But it didn't happen that way. He continues to make claims about his life that just aren't so. All the evidence suggests his old scams of the early 70s represent the beginning of an unbroken chain of life's reinventions---reinventions he believes will lead him all the way to the White House.
(David W. Davis is a Vietnam era veteran, with more than of 23 years of military service.)
Let's Talk Sense... commentary on Gore
Some of Al Gore's pronouncements on public policy positions are ominous, at least to me, in the Orwellian sense.
In George Orwell's 1984 it was important for the three warring totalitarian nations to constantly rewrite history. They never wanted the citizenry to believe the state could make, or would make any kind of mistake. This, it was believed, was a crucial element of subjugating the masses and maintaining everyone's loyalty. The state is all-knowing, all-wise, and all-powerful.
Therefore, as an example, when one nation would switch sides and become an ally of a former enemy against its former ally, the "Minister of Truth" would re-publish the official history books. They would then read that "Eurasia has always been at war with Oceania," even if they had been allies only a week before. This is a hallmark of totalitarian dedication to the deity of the state, and its all-encompassing infallibility.
Why can't Al Gore be like other human beings and simply change his mind? Why in his campaign against Bill Bradley did he choose to say that he has always supported abortion rights? Why does he make similar statements on his inconsistencies on his Social Security positions? On tobacco?

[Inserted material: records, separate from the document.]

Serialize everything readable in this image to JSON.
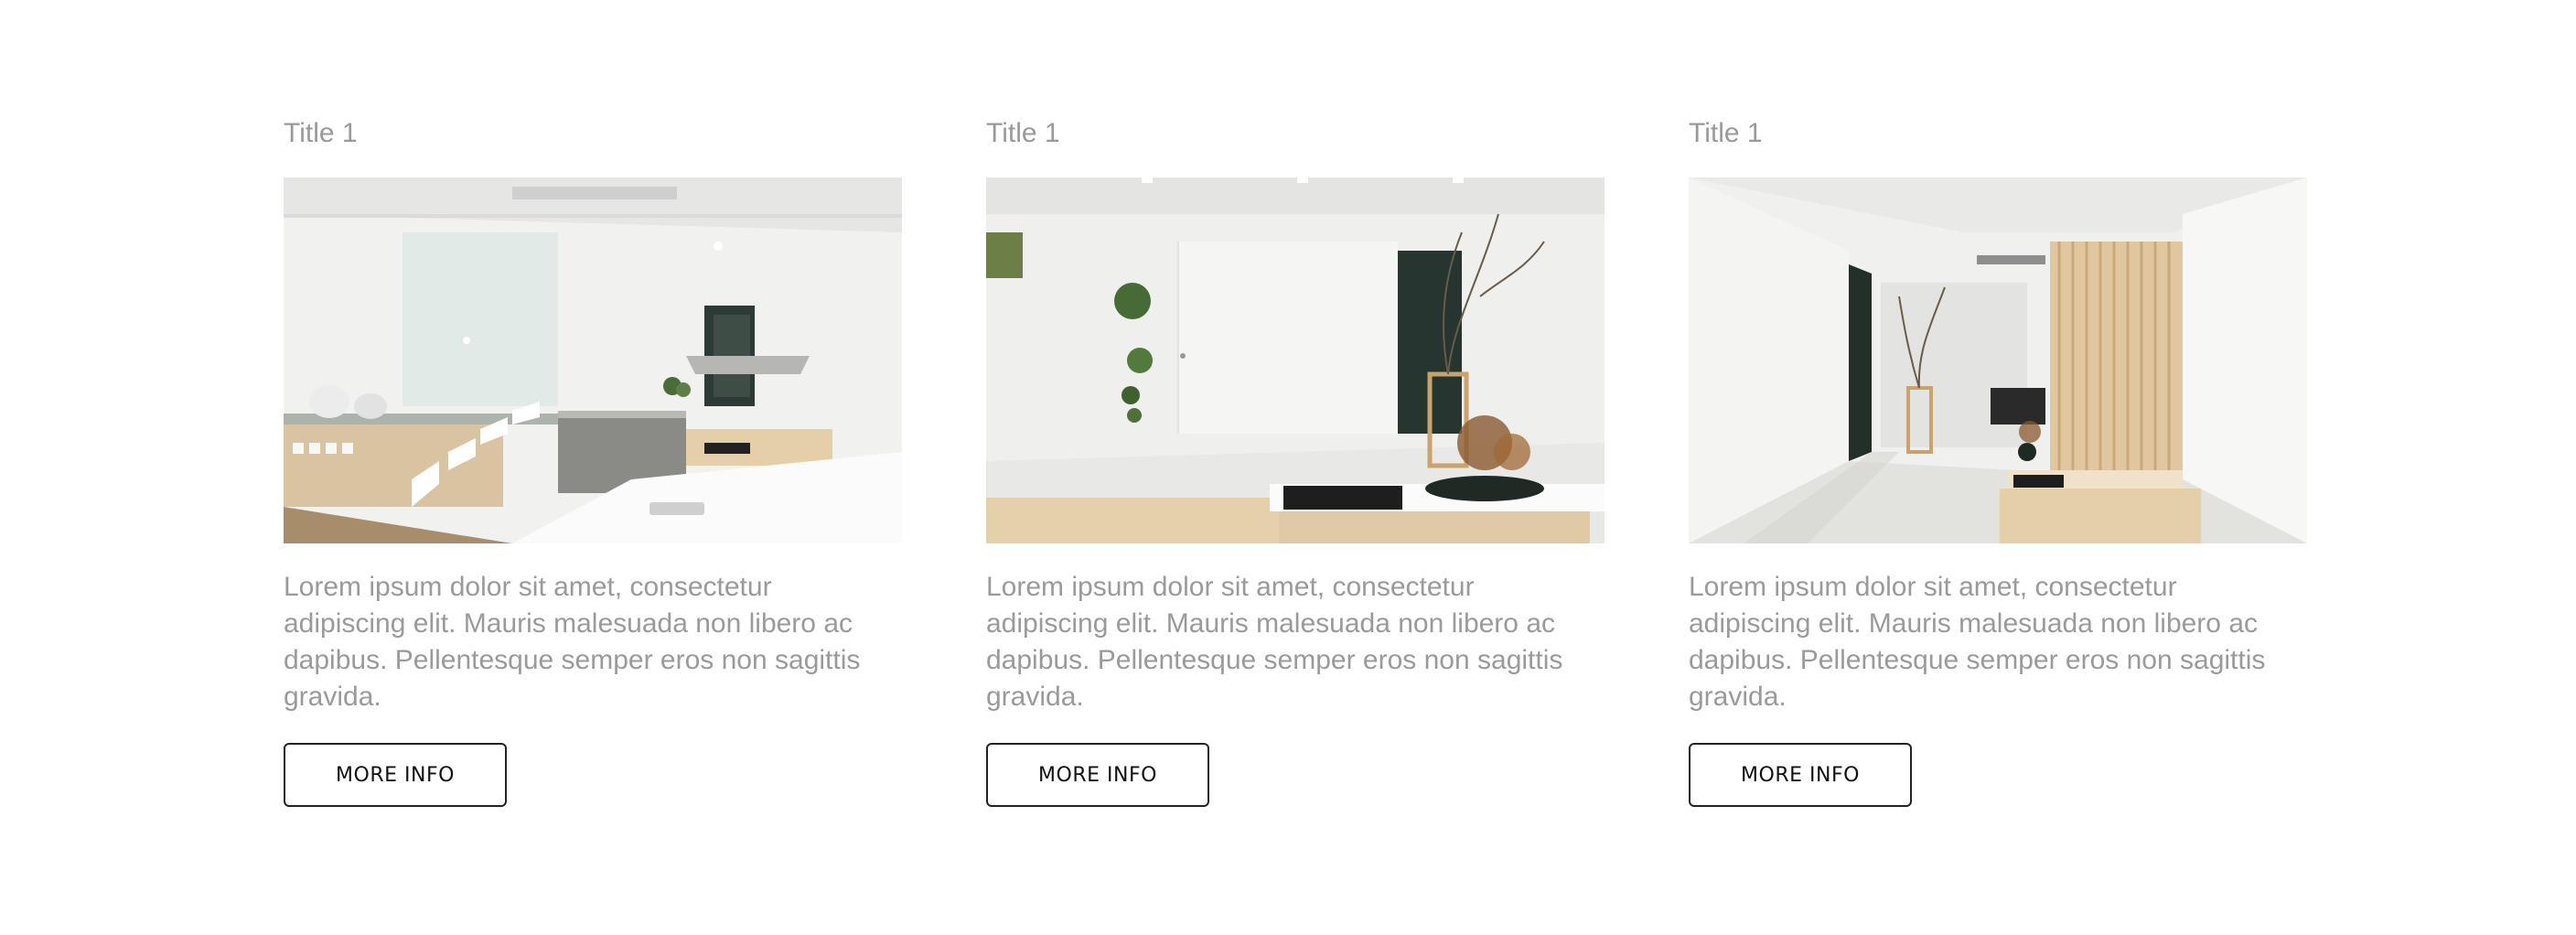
{
  "cards": [
    {
      "title": "Title 1",
      "image_alt": "Modern white kitchen interior with floating staircase",
      "text": "Lorem ipsum dolor sit amet, consectetur adipiscing elit. Mauris malesuada non libero ac dapibus. Pellentesque semper eros non sagittis gravida.",
      "button_label": "MORE INFO"
    },
    {
      "title": "Title 1",
      "image_alt": "Minimalist white room with plant arrangement",
      "text": "Lorem ipsum dolor sit amet, consectetur adipiscing elit. Mauris malesuada non libero ac dapibus. Pellentesque semper eros non sagittis gravida.",
      "button_label": "MORE INFO"
    },
    {
      "title": "Title 1",
      "image_alt": "White hallway with wooden slat screen",
      "text": "Lorem ipsum dolor sit amet, consectetur adipiscing elit. Mauris malesuada non libero ac dapibus. Pellentesque semper eros non sagittis gravida.",
      "button_label": "MORE INFO"
    }
  ]
}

Why say the things he says about having always done such and such, when there are print (and sometimes film) records which show him to be lying?
In the words of the famous Saturday Night Live "lawyer," Nathan Thurm, "is it me, or is it him?" It's him, isn't it?